Chuck Davis's winning personality -- together with his vast knowledge of dance and music from the African continent -- has helped make African dance part of the American cultural landscape.

This weekend he returns to Washington, where the energetic form is represented by a strong assortment of homegrown companies. At the 14th annual DanceAfrica DC festival at Dance Place, which Davis co-founded with Dance Place Director Carla Perlo, more than a dozen troupes totaling 100-plus performers will dance and drum from noon 'til night, indoors and out. The festival honors women of African descent as well as the memory of Andrew Cacho, a Belize-born drummer and leader of his own community-focused company.

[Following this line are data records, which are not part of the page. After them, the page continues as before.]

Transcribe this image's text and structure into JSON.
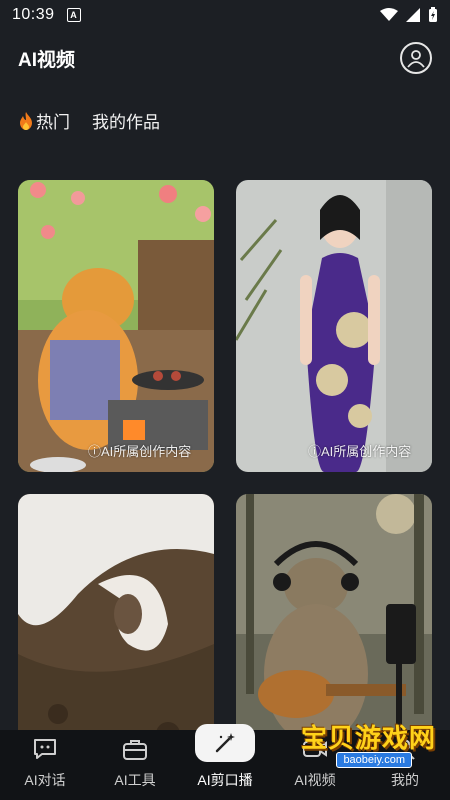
{
  "status_bar": {
    "time": "10:39",
    "notif_label": "A"
  },
  "header": {
    "title": "AI视频"
  },
  "tabs": [
    {
      "label": "热门",
      "icon": "flame-icon"
    },
    {
      "label": "我的作品"
    }
  ],
  "cards": [
    {
      "subject": "cat-cooking",
      "badge": "ⓘAI所属创作内容"
    },
    {
      "subject": "qipao-woman",
      "badge": "ⓘAI所属创作内容"
    },
    {
      "subject": "spiral-tunnel",
      "badge": ""
    },
    {
      "subject": "cat-ukulele",
      "badge": ""
    }
  ],
  "bottom_nav": [
    {
      "label": "AI对话",
      "icon": "chat-icon"
    },
    {
      "label": "AI工具",
      "icon": "toolbox-icon"
    },
    {
      "label": "AI剪口播",
      "icon": "magic-wand-icon",
      "active": true
    },
    {
      "label": "AI视频",
      "icon": "video-icon"
    },
    {
      "label": "我的",
      "icon": "profile-icon"
    }
  ],
  "watermark": {
    "text": "宝贝游戏网",
    "url": "baobeiy.com"
  }
}
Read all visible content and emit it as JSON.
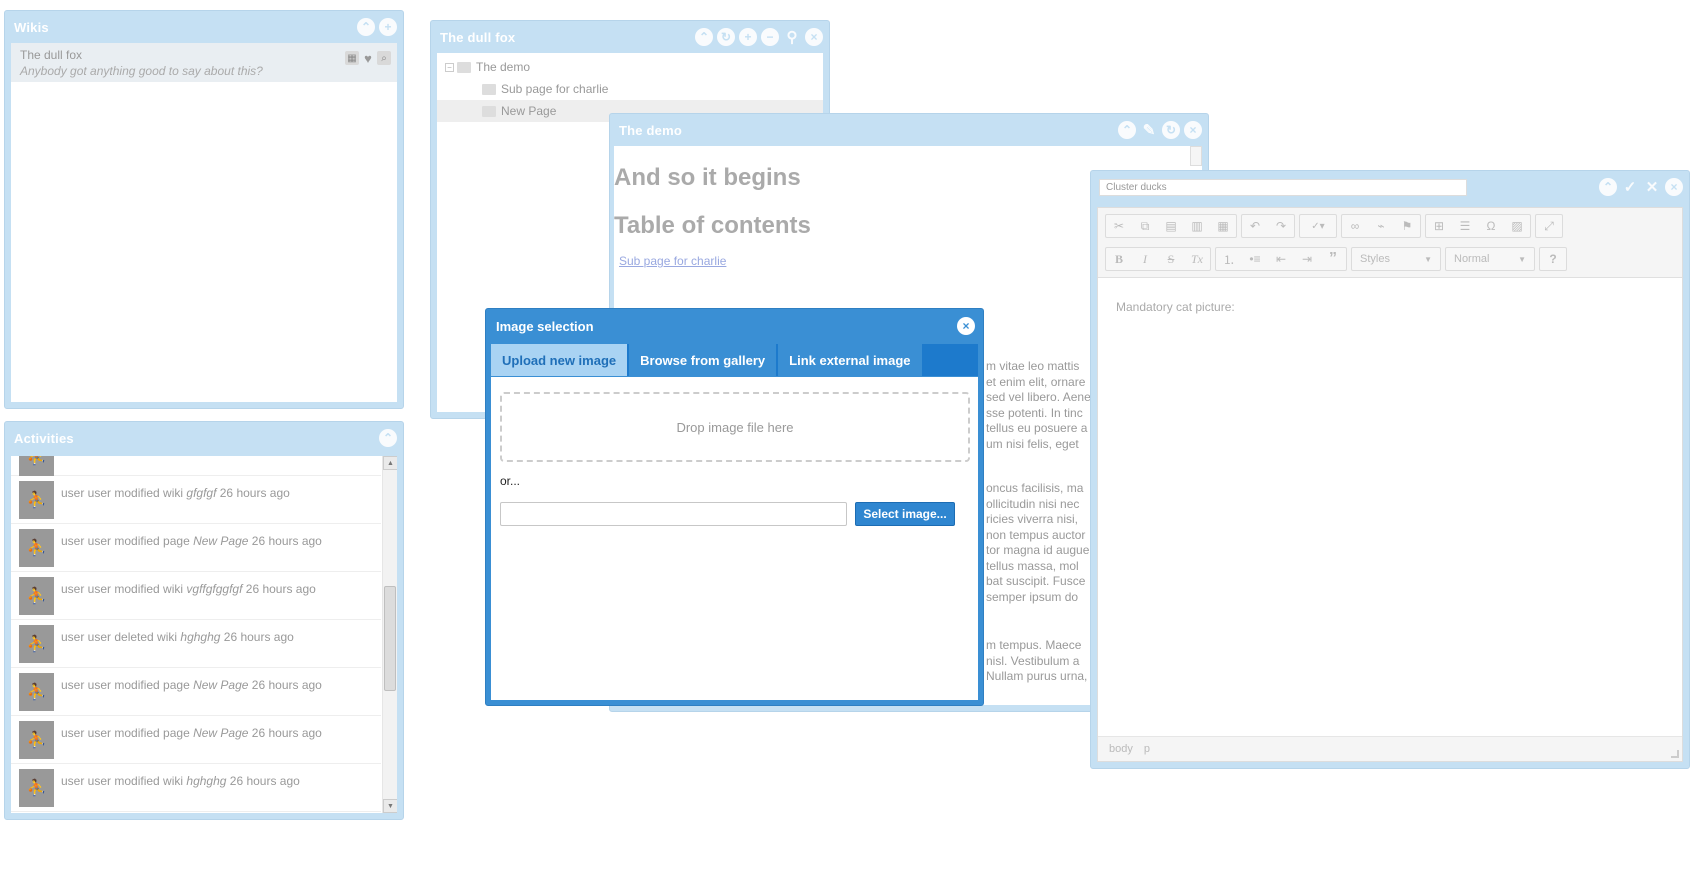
{
  "wikis_panel": {
    "title": "Wikis",
    "items": [
      {
        "name": "The dull fox",
        "description": "Anybody got anything good to say about this?"
      }
    ]
  },
  "activities_panel": {
    "title": "Activities",
    "items": [
      {
        "prefix": "user user modified wiki ",
        "target": "gfgfgf",
        "suffix": " 26 hours ago"
      },
      {
        "prefix": "user user modified page ",
        "target": "New Page",
        "suffix": " 26 hours ago"
      },
      {
        "prefix": "user user modified wiki ",
        "target": "vgffgfggfgf",
        "suffix": " 26 hours ago"
      },
      {
        "prefix": "user user deleted wiki ",
        "target": "hghghg",
        "suffix": " 26 hours ago"
      },
      {
        "prefix": "user user modified page ",
        "target": "New Page",
        "suffix": " 26 hours ago"
      },
      {
        "prefix": "user user modified page ",
        "target": "New Page",
        "suffix": " 26 hours ago"
      },
      {
        "prefix": "user user modified wiki ",
        "target": "hghghg",
        "suffix": " 26 hours ago"
      }
    ]
  },
  "tree_panel": {
    "title": "The dull fox",
    "root": "The demo",
    "children": [
      "Sub page for charlie",
      "New Page"
    ]
  },
  "demo_panel": {
    "title": "The demo",
    "heading1": "And so it begins",
    "heading2": "Table of contents",
    "toc_link": "Sub page for charlie",
    "para1": [
      "m vitae leo mattis",
      "et enim elit, ornare",
      "sed vel libero. Aene",
      "sse potenti. In tinc",
      "tellus eu posuere a",
      "um nisi felis, eget"
    ],
    "para2": [
      "oncus facilisis, ma",
      "ollicitudin nisi nec",
      "ricies viverra nisi,",
      "non tempus auctor",
      "tor magna id augue",
      "tellus massa, mol",
      "bat suscipit. Fusce",
      "semper ipsum do"
    ],
    "para3": [
      "m tempus. Maece",
      "nisl. Vestibulum a",
      "Nullam purus urna,"
    ]
  },
  "editor_panel": {
    "name_value": "Cluster ducks",
    "styles_select": "Styles",
    "format_select": "Normal",
    "content": "Mandatory cat picture:",
    "status_path": [
      "body",
      "p"
    ]
  },
  "image_dialog": {
    "title": "Image selection",
    "tabs": [
      "Upload new image",
      "Browse from gallery",
      "Link external image"
    ],
    "dropzone": "Drop image file here",
    "or_text": "or...",
    "select_button": "Select image..."
  },
  "colors": {
    "panel": "#c5e0f3",
    "dialog": "#3a8fd4",
    "dialog_tab_active": "#a9d3f3"
  }
}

A Raleigh, N.C., native, Chuck Davis arrived in Washington in 1959 to study at Howard University. He didn't stay long enough for a degree, but he studied ballet, jazz, modern and African dance. His first professional gig, though, was strictly for the nightclub circuit: "We had seven minutes and you name it, we did it. I had a waistline of 29 inches, we wore skimpy little costumes and we danced our little tuchises off." The troupe, La Dalemo Trio, was short-lived. Four weeks later, Davis says, "I was on a Trailways bus to New York."

In 1980, dissatisfied with the amateurish and culturally ignorant programs of African dance he encountered, Davis formed his own group, which toured nationally and internationally. At the same time he began frequent pilgrimages to Africa, where he learned from village elders the value of passing on the cultural heritage to youngsters seemingly adrift in a media-saturated world.

For, even today, Davis remarks, "Many people in America -- black, white, blue, whatever color -- still look upon Africa as the land of Tarzan. It is up to me to let the truth be known. We can grab their attention with music and dance, but we must make sure it is the truth."

This year DanceAfrica DC honors women of African descent for their strength, beauty and wisdom. "We have been taught that the male is the strength of the species," he says. "But it is the female that does all the work. It is the sisterhood of lions who take care of business."

Women are well represented at DanceAfrica. Women dominate the Dono Drum and Dance troupe, and Return From Goree, an all-female company, breaks societal norms when the jun-jun player beats out rhythms on the "mother drum" with explosive power. And Washington's Coyaba Dance Theater has the charismatic Sylvia Soumah at its helm.

African dance ceremonies originally marked agricultural, religious or social rites of passage on sacred village dancing grounds. "I take that two-week ceremony and condense it into 35 minutes for the stage," Davis says. "It is not the ceremony, but it gives an idea of what goes on through movement in a community."

DANCEAFRICA DC 2001 -- Saturday and Sunday, Dance Place, 3225 Eighth St. NE. The full-day schedule begins at 10 both days with a master class and continues with indoor and outdoor performances. Saturday's 7 p.m. memorial concert honors Andrew Cacho with words of wisdom from Chuck Davis and performances by Coyaba, KanKouran West African Dance Company, Melvin Deal and the Dance Place Energizer Youth Group. Call 202/269-1600.

The African Heritage Dancers and Drummers will perform at this weekend's DanceAfrica DC festival.